Given the lack of evidence to support the use of e-cigarettes as a smoking cessation product, the American Society of Clinical Oncology and the American Association of Cancer Research are urging oncologists not to recommend e-cigarettes to cancer patients.
“Given the overall lack of evidence supporting the use of ENDS (electronic nicotine delivery systems) as a proven cessation aid for smokers in general, and the absence of any data on the potential adverse effects of inhaling ENDS aerosol by cancer patients undergoing treatment, oncologists would be wise to refrain from recommending ENDS as a first-line therapy for smoking cessation,” the two organizations said in a joint policy statement published Jan. 8 in the Clinical Cancer Research (Clin. Canc. Res. 2015 Jan. 8 [doi:10.1158/1078-0432.CCR-14-2544]).
To that end, ASCO and AACR laid out a number of research priorities to help better understand the role ENDS play in smoking cessation as well as to understand the overall health impact they have and to inform health policy. The organizations are looking for information that examines key design features of ENDS; product testing standards; the effects of acute and chronic ENDS product use, including second- and third-hand exposure; health benefits of transitioning from traditional tobacco products to ENDS; abuse potential; and research on understanding how products are used in general and their potential to be a smoking cessation product.
The policy statement also reiterated recommendations previously made to the Food and Drug Administration on how to regulate ENDS.

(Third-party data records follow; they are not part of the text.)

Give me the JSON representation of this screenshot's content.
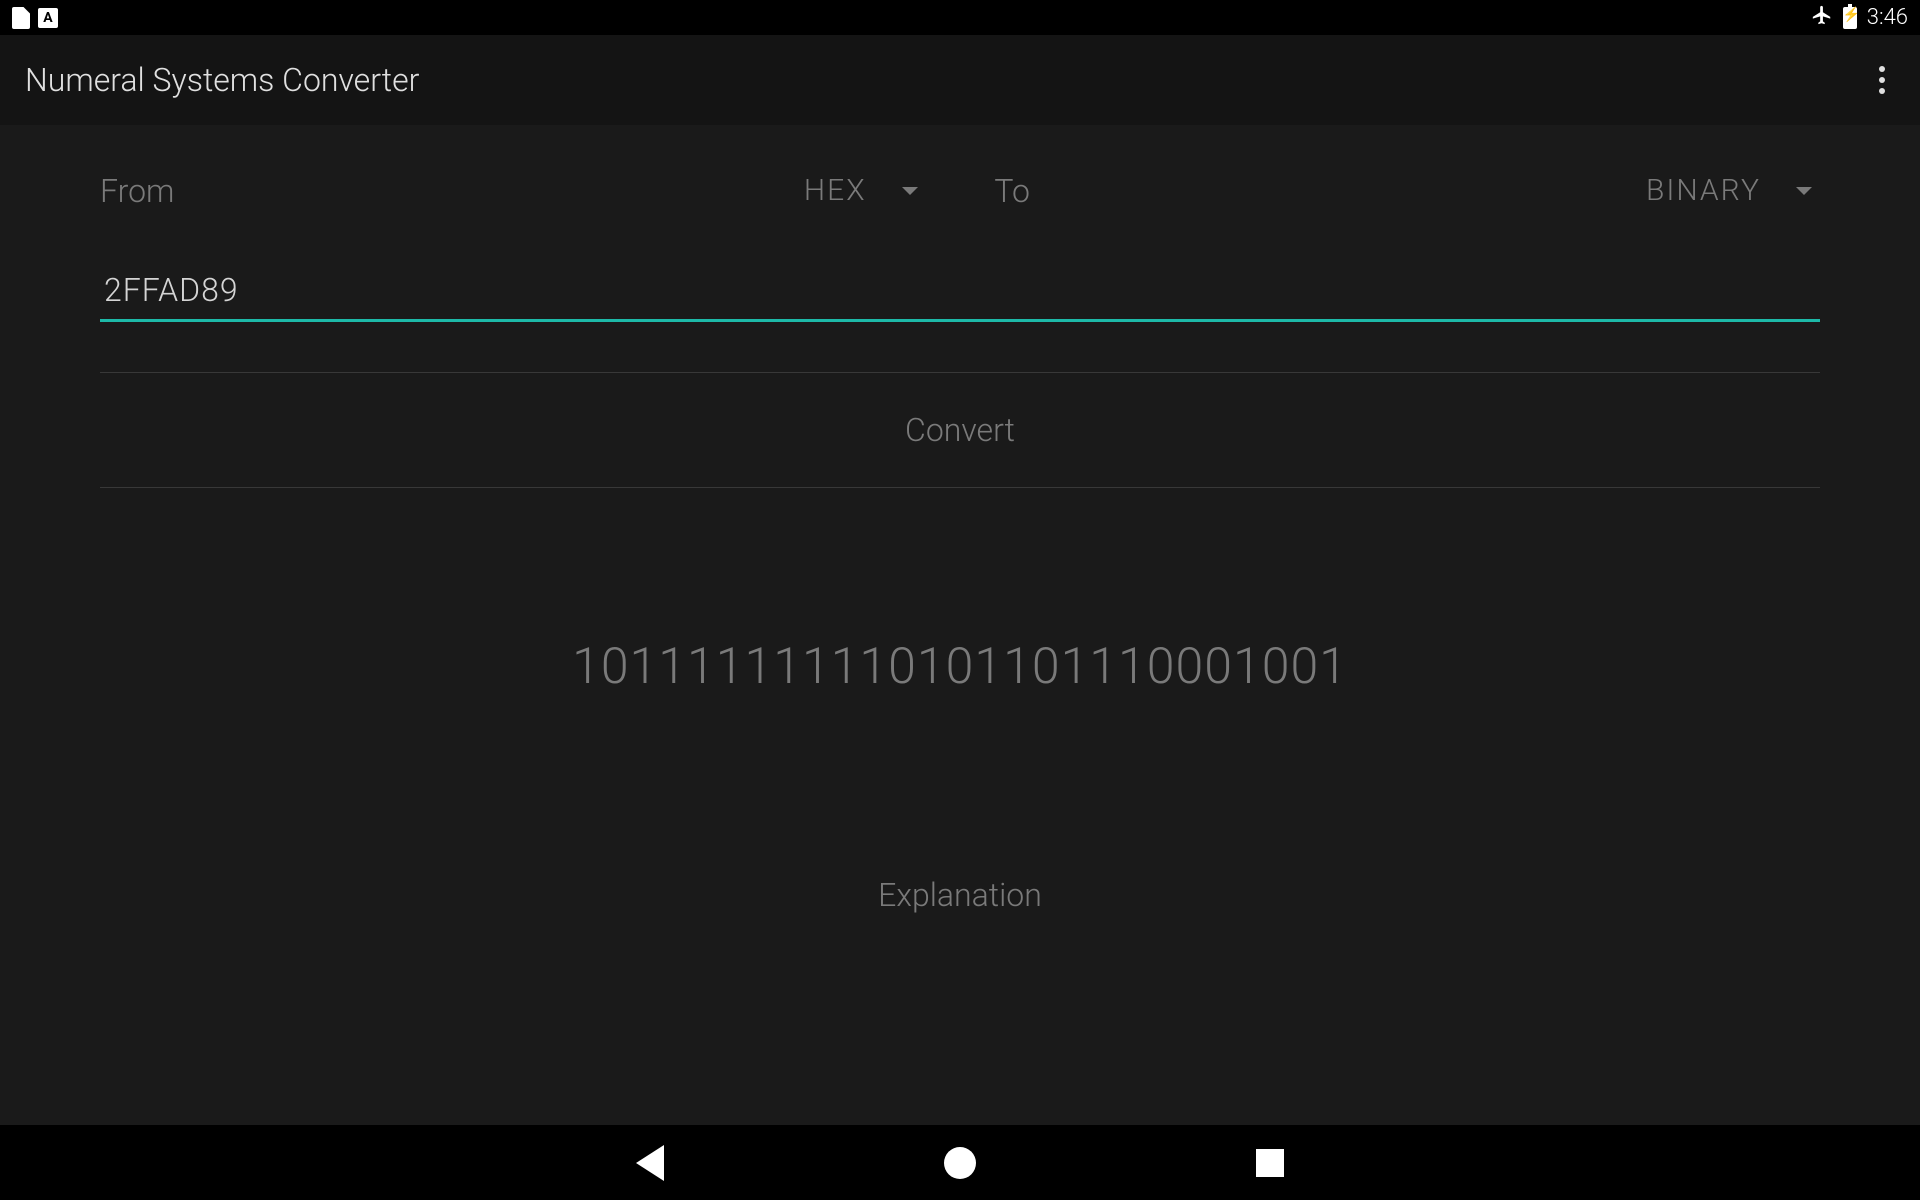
{
  "statusBar": {
    "aIcon": "A",
    "time": "3:46"
  },
  "appBar": {
    "title": "Numeral Systems Converter"
  },
  "converter": {
    "fromLabel": "From",
    "fromValue": "HEX",
    "toLabel": "To",
    "toValue": "BINARY",
    "inputValue": "2FFAD89",
    "convertLabel": "Convert",
    "resultValue": "101111111110101101110001001",
    "explanationLabel": "Explanation"
  }
}
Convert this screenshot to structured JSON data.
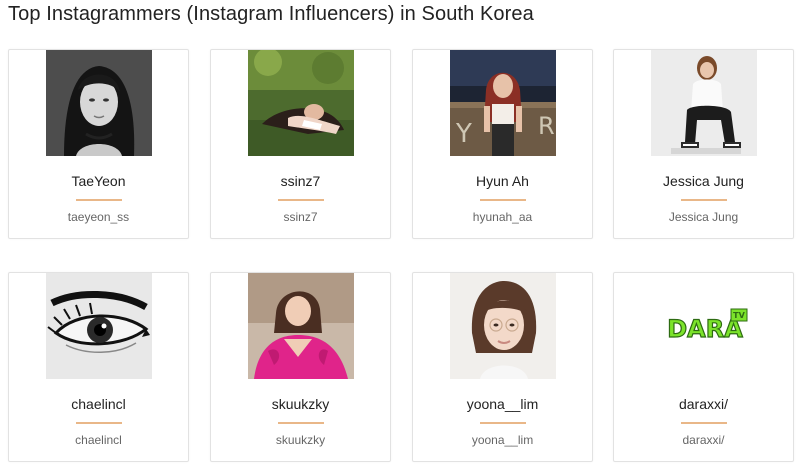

“Rapid elimination of combustible tobacco products would dramatically reduce the burden of tobacco-related death and disease,” Thomas Brandon, Ph. D., Moffitt Cancer Center of Tampa, and his colleagues write. “The AACR and ASCO support every effort to reduce the use of combustible tobacco, and we support careful consideration of ENDS as potentially harmful, and potentially beneficial, products in this regard.”